This review is from: Hunky Dory (Audio CD)
This is the first of the great trio of Bowie albums that continued with Ziggy Stardust and Aladdin Sane. I can't think of a mainstream artist who has produced three such perfect examples of their art in succession. Ziggy Stardust is generally accepted as the best of the three, but I disagree. For me Hunky Dory was the pinnacle of Bowie's songwriting ability. It is a quieter more sophisticated album than Man Who Sold The World.
I first saw Bowie live in Harlow, Essex, somewhere between Hunky Dory and Ziggy Stardust. I have memories of Bowie playing the first half of the set at the piano featuring much of the material from Hunky Dory before unveiling the Spiders for an electric Ziggy set for the second half.

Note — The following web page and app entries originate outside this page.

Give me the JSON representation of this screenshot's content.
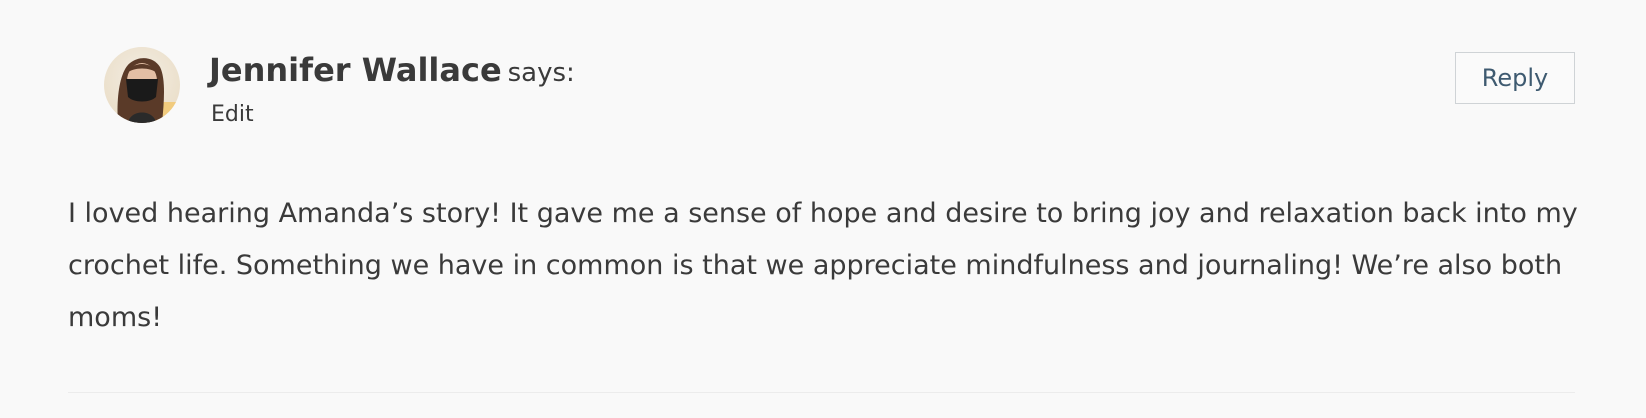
{
  "comment": {
    "author": "Jennifer Wallace",
    "says": "says:",
    "edit_label": "Edit",
    "reply_label": "Reply",
    "body": "I loved hearing Amanda’s story! It gave me a sense of hope and desire to bring joy and relaxation back into my crochet life. Something we have in common is that we appreciate mindfulness and journaling! We’re also both moms!"
  },
  "colors": {
    "background": "#f9f9f9",
    "text": "#3a3a3a",
    "reply_text": "#3e5a70",
    "reply_border": "#cfd3d6"
  },
  "icons": {
    "avatar": "user-avatar-photo"
  }
}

This album attacks the senses like virtually no other. It has a feel of greatness about it. Great albums have no weaknesses. This is a great album. For sometime I never got past the first side of the album - it was that good. I continually played Changes, Oh You Pretty Things, Life on Mars, Kooks and then went back to play them again. It was only later on that I realised that there were gems on side two as well. Songs of passion - the art school feel of Andy Warhol and Song for Bob Dylan and The Bewley Brothers was just one of those songs that confused but amazed.
Above all the thing that makes Hunky Dory a great album is the atmosphere it emits. Bowie has hauled himself back from the edge of insanity as suggested by the Man Who Sold The World and turned into the consummate songwriter - more outward going and less introverted and ready to move into the next phase of his life - a strange spaceman ready to change the rock map for ever. I almost look upon Hunky Dory as Bowie's folk album.